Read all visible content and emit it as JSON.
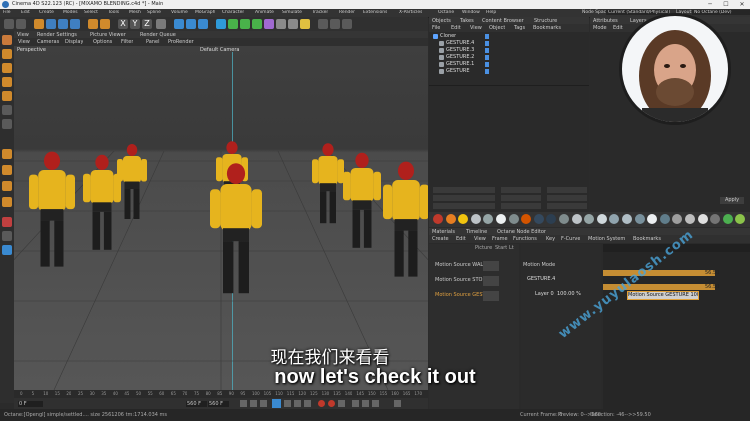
{
  "window": {
    "title": "Cinema 4D S22.123 (RC) - [MIXAMO BLENDING.c4d *] - Main",
    "controls": [
      "─",
      "☐",
      "✕"
    ]
  },
  "menubar": {
    "items": [
      "File",
      "Edit",
      "Create",
      "Modes",
      "Select",
      "Tools",
      "Mesh",
      "Spline",
      "Volume",
      "MoGraph",
      "Character",
      "Animate",
      "Simulate",
      "Tracker",
      "Render",
      "Extensions",
      "X-Particles",
      "Octane",
      "Window",
      "Help"
    ],
    "node_space_label": "Node Space:",
    "node_space_value": "Current (Standard/Physical)",
    "layout_label": "Layout:",
    "layout_value": "No Octane (Dev)"
  },
  "viewport": {
    "tabs": [
      "View",
      "Render Settings",
      "Picture Viewer",
      "Render Queue"
    ],
    "menu": [
      "View",
      "Cameras",
      "Display",
      "Options",
      "Filter",
      "Panel",
      "ProRender"
    ],
    "projection": "Perspective",
    "camera": "Default Camera"
  },
  "timeline_ruler": {
    "ticks": [
      "0",
      "5",
      "10",
      "15",
      "20",
      "25",
      "30",
      "35",
      "40",
      "45",
      "50",
      "55",
      "60",
      "65",
      "70",
      "75",
      "80",
      "85",
      "90",
      "95",
      "100",
      "105",
      "110",
      "115",
      "120",
      "125",
      "130",
      "135",
      "140",
      "145",
      "150",
      "155",
      "160",
      "165",
      "170"
    ],
    "current_frame": "0 F"
  },
  "transport": {
    "start": "0 F",
    "end_a": "560 F",
    "end_b": "560 F",
    "fields": [
      "0 F",
      "0 F"
    ]
  },
  "statusbar": {
    "left": "Octane:[Opengl] simple/settled.... size 2561206 tm:1714.034 ms",
    "right_frame": "Current Frame: 0",
    "right_preview": "Preview: 0-->560",
    "right_selection": "Selection: -46-->>59.50"
  },
  "object_manager": {
    "tabs": [
      "Objects",
      "Takes",
      "Content Browser",
      "Structure"
    ],
    "menu": [
      "File",
      "Edit",
      "View",
      "Object",
      "Tags",
      "Bookmarks"
    ],
    "items": [
      {
        "name": "Cloner",
        "color": "#5ea4ff"
      },
      {
        "name": "GESTURE.4",
        "color": "#9aa0a6"
      },
      {
        "name": "GESTURE.3",
        "color": "#9aa0a6"
      },
      {
        "name": "GESTURE.2",
        "color": "#9aa0a6"
      },
      {
        "name": "GESTURE.1",
        "color": "#9aa0a6"
      },
      {
        "name": "GESTURE",
        "color": "#9aa0a6"
      }
    ]
  },
  "attributes": {
    "tabs": [
      "Attributes",
      "Layers",
      "Key Frames"
    ],
    "menu": [
      "Mode",
      "Edit"
    ],
    "apply_label": "Apply"
  },
  "motion_panel": {
    "tabs": [
      "Materials",
      "Timeline",
      "Octane Node Editor"
    ],
    "menu": [
      "Create",
      "Edit",
      "View",
      "Frame",
      "Functions",
      "Key",
      "F-Curve",
      "Motion System",
      "Bookmarks"
    ],
    "header_cols": [
      "Picture",
      "Start",
      "Lt"
    ],
    "mode_label": "Motion Mode",
    "clips": [
      "Motion Source WALK",
      "Motion Source STOP",
      "Motion Source GESTURE"
    ],
    "tracks": [
      {
        "name": "GESTURE.4",
        "value": ""
      },
      {
        "name": "Layer 0",
        "value": "100.00 %"
      }
    ],
    "clip_label": "Motion Source GESTURE 100.00%",
    "bar_values": [
      "56.50",
      "56.50"
    ]
  },
  "material_swatches": [
    "#c0392b",
    "#e67e22",
    "#f1c40f",
    "#bdc3c7",
    "#95a5a6",
    "#ecf0f1",
    "#7f8c8d",
    "#d35400",
    "#34495e",
    "#2c3e50",
    "#7f8c8d",
    "#bdc3c7",
    "#95a5a6",
    "#cfd8dc",
    "#90a4ae",
    "#b0bec5",
    "#78909c",
    "#eceff1",
    "#607d8b",
    "#9e9e9e",
    "#bdbdbd",
    "#e0e0e0",
    "#757575",
    "#4caf50",
    "#8bc34a"
  ],
  "subtitles": {
    "chinese": "现在我们来看看",
    "english": "now let's check it out"
  },
  "watermark": "www.yuyulaosh.com"
}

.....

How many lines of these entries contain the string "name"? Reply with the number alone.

8